After Giving Two Years of His Life to the Peace Corps, Former Volunteer Wants to Spend Rest of His Life with Ecuadorian Partner
Ever since I was a kid, the holidays were a blur of good food, family, and friends. Thanksgiving, Advent, and Christmas were always reminders to be thankful for what we had and share with those we love. This year, Raul and I have much for which to be grateful. For the first time since 2009, we will be sharing Christmas together. After more than a year of living in different countries, we now live under the same roof, sharing the same meals, and making friends in a new city and country—the United Kingdom, our new home.
As my service experience drew to a close in mid-2010, we started to explore our options. We both wanted Raul to meet my family over the holidays as I’d had the chance to visit his on many occasions. Sadly, Raul’s application for a visitor’s visa to the US was denied, in part because he did not have enough assets to convince the immigration officer of his return to Ecuador and in part because he was honest about our relationship during his interview. I still remember the day Raul called me with the bad news. He was devastated, and there was nothing I could do to comfort him that day. I promised I would save up and return to Ecuador if he could not see my family for the holidays.
In August of 2011, Raul’s and my wish finally came true. He met my family and shared in the celebrations of my grandparents’ 50th anniversary.

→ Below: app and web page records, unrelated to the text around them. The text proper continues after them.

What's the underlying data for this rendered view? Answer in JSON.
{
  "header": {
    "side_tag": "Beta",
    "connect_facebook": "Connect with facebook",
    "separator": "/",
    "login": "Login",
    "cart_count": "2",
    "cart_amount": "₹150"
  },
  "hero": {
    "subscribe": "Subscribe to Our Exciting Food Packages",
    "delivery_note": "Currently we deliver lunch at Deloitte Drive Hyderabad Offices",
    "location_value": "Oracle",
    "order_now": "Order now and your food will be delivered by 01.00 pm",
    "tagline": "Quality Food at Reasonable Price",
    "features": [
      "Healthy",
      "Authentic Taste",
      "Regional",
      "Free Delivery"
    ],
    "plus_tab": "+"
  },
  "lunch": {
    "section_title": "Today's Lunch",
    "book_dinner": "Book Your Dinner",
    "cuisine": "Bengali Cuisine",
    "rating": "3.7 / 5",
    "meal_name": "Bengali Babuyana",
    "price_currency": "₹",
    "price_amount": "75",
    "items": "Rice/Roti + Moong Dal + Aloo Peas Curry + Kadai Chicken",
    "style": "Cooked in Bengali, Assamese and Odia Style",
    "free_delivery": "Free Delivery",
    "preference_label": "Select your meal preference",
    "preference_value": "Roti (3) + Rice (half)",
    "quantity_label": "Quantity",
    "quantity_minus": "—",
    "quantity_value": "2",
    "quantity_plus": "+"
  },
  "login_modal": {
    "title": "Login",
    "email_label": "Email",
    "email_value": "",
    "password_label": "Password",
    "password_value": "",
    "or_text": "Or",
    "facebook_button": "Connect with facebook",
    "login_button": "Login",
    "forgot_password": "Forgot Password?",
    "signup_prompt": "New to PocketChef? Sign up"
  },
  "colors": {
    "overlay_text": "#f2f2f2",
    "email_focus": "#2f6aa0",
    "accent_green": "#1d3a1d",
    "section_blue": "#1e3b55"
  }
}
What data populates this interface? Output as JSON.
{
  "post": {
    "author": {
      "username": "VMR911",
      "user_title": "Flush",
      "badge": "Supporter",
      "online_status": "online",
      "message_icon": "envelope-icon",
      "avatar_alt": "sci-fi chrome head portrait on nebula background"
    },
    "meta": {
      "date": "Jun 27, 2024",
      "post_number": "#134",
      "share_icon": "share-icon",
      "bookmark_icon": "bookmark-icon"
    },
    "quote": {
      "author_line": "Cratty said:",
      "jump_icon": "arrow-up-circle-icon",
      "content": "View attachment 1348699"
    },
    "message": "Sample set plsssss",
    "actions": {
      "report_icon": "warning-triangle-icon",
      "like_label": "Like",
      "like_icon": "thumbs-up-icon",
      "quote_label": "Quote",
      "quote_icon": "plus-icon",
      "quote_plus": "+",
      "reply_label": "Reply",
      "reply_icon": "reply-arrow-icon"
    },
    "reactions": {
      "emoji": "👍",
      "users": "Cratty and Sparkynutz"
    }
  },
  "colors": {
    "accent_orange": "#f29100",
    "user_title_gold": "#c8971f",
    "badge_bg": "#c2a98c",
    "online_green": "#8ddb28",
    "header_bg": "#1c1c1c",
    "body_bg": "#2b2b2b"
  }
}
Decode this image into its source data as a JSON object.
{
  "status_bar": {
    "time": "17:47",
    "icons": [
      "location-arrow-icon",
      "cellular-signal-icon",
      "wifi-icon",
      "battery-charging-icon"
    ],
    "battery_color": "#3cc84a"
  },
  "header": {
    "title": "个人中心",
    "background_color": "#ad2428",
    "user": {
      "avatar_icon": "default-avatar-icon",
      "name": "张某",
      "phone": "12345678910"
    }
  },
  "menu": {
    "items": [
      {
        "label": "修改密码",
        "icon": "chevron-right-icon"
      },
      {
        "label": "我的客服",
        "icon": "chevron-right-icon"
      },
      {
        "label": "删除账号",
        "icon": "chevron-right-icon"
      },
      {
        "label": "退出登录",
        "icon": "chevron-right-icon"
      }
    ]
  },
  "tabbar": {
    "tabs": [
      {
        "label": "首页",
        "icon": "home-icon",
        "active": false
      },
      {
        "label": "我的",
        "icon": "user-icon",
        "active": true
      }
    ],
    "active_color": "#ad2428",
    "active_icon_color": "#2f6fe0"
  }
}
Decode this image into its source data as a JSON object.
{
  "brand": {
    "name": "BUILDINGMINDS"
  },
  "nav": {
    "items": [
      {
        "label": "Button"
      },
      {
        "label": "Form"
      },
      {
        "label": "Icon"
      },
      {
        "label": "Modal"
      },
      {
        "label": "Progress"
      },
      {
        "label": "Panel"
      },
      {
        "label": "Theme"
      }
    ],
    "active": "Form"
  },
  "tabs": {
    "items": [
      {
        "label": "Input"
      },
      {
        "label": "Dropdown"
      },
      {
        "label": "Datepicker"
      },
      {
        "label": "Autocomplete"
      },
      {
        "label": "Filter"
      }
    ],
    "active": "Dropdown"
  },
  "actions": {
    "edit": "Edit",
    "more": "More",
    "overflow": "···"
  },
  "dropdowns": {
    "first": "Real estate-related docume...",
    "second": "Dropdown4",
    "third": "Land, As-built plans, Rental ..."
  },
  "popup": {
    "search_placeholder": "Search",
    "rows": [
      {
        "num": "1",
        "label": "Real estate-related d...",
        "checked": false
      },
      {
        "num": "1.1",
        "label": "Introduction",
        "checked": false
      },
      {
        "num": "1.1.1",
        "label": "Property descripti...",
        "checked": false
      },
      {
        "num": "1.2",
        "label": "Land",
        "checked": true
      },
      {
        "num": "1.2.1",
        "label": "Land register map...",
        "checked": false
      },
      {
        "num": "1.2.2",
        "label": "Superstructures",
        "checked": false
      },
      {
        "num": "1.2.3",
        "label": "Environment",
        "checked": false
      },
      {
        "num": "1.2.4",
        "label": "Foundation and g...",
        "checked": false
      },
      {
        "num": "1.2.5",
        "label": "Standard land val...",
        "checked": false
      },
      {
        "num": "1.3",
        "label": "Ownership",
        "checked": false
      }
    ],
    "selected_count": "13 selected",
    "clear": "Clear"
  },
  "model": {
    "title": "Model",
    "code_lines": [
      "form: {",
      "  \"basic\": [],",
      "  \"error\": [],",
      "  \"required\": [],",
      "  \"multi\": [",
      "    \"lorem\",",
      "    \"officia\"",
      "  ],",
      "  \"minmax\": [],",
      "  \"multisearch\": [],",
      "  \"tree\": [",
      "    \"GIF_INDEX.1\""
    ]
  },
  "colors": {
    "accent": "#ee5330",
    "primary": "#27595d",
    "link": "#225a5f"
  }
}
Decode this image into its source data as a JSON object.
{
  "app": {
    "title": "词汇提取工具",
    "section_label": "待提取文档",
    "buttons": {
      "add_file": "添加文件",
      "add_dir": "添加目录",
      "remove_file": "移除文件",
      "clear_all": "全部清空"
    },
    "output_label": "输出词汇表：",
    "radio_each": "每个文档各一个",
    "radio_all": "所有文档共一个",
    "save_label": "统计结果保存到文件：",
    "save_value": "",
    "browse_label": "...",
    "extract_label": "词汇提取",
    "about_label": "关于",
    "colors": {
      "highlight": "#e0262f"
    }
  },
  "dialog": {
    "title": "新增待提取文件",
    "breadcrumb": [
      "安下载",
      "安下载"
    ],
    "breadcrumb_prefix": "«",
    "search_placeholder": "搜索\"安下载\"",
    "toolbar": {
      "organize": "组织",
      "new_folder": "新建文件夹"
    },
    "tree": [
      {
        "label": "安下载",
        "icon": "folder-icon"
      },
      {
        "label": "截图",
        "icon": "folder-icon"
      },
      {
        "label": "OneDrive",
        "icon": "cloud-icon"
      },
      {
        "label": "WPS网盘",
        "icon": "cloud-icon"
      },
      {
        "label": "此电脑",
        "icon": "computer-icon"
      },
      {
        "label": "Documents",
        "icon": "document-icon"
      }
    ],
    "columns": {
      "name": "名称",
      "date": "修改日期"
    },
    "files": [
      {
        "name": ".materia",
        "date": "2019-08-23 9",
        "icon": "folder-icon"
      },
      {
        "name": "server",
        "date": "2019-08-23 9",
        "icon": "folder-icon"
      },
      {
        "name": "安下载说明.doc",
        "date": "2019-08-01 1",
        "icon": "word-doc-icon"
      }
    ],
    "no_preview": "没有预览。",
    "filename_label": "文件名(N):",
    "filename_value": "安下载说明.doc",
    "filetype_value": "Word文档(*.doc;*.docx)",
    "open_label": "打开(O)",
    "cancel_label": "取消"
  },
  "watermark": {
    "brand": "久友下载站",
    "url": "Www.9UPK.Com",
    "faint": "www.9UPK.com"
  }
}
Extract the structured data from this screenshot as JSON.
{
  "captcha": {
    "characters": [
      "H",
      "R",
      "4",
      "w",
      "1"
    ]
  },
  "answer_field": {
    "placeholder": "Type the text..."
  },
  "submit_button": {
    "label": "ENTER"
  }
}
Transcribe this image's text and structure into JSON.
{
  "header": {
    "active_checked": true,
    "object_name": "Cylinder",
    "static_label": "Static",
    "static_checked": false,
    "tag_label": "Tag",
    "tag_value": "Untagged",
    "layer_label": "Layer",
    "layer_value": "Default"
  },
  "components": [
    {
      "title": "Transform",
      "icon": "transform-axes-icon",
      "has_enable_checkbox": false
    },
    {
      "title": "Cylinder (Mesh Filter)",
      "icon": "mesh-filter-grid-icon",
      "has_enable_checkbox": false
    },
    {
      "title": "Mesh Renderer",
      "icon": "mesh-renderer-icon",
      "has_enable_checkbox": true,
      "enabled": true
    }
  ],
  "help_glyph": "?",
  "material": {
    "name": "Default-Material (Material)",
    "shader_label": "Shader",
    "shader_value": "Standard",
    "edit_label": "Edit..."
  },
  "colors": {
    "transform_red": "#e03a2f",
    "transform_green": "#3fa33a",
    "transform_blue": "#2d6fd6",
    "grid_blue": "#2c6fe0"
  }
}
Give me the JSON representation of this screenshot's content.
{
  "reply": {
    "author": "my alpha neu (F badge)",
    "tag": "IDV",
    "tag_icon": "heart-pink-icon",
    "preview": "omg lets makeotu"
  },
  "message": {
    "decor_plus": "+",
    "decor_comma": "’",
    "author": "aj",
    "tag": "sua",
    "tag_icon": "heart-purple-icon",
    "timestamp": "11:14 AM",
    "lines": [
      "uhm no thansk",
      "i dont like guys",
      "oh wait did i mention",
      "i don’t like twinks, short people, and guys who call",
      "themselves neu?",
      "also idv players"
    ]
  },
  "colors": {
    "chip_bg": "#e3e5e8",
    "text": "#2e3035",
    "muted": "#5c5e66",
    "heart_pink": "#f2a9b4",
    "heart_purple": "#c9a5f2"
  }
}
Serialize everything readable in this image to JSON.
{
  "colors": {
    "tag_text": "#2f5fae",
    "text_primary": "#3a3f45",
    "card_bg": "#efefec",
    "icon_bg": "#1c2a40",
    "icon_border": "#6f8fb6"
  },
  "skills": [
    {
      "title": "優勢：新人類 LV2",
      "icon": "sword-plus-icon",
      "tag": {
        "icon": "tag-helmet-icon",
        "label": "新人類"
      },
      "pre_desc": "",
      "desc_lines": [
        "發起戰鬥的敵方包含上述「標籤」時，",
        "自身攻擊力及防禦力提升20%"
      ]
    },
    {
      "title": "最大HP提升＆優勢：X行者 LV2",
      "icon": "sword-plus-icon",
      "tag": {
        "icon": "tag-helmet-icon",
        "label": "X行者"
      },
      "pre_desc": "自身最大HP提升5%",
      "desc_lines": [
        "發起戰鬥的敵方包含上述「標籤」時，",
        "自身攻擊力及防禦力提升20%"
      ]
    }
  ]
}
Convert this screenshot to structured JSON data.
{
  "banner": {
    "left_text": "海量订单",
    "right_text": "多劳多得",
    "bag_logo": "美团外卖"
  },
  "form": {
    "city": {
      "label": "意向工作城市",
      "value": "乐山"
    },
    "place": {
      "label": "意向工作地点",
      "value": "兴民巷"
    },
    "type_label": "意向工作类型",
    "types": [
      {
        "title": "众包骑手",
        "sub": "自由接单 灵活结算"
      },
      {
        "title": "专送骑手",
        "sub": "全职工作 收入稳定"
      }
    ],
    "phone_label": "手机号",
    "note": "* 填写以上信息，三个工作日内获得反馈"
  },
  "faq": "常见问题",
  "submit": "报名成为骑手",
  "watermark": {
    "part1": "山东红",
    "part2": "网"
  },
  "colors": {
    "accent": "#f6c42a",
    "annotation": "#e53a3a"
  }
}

He was even included in the family photo! Raul’s visit allowed me to share with him my hometown, American football at my alma mater — Notre Dame – and the city of Chicago where I would ultimately spend the next year pursuing my Master’s degree in Psychology. As Raul’s departure drew near, anxiety soon settled in as we were left with few options. He could either overstay his visa, living in fear of deportation or return to Ecuador. For a number of reasons, we decided it would be best for Raul to return.
On our two year anniversary in December, I returned to Ecuador to celebrate our Civil Union in Ecuador. It was a modest celebration held in the house of one of Raul’s friends. While the circumstances were not what either of us envisioned for our marriage, we knew we needed a more formal recognition of our relationship. Following our short “mini-honeymoon” to the central Ecuadorian highlands, I returned to the US to celebrate Christmas with my family. It would be nine months before I would see Raul again.
Those nine months were some of the most difficult we have experienced. The loneliness was crushing at times. While I loved Chicago and my studies at the University of Chicago, my heart was elsewhere. Soon after my arrival, I eventually began exploring the possibility of PhD programs in the UK and Canada where I would be able to live together with Raul. As fortune would have it, my supervisor connected me with a researcher at the University of Birmingham. Faster than I ever expected, I was not only admitted but offered a generous studentship—not an easy feat in cash-strapped Europe.
This year, Raul and I will be sharing the holidays with our families from behind a computer screen, more than an ocean away. While online video calls are a reality for many Americans who find themselves overseas for the holidays, our life as exiles entails an additional burden: Raul remains stuck on the outside. I promised him I will not leave him again and I mean it. For this reason, we’re joining with Out4Immigration and GetEQUAL to call on Congress to include provisions for exiled LGBT families like mine in Comprehensive Immigration Reform. Inclusive immigration reform would allow me to sponsor Raul for a green card and start our lives together in the US. It would mean that we would be free to spend the holidays with my family—something we have been unable to do to this day. There is no excuse for delay. Justice delayed is justice denied. The time to act is now.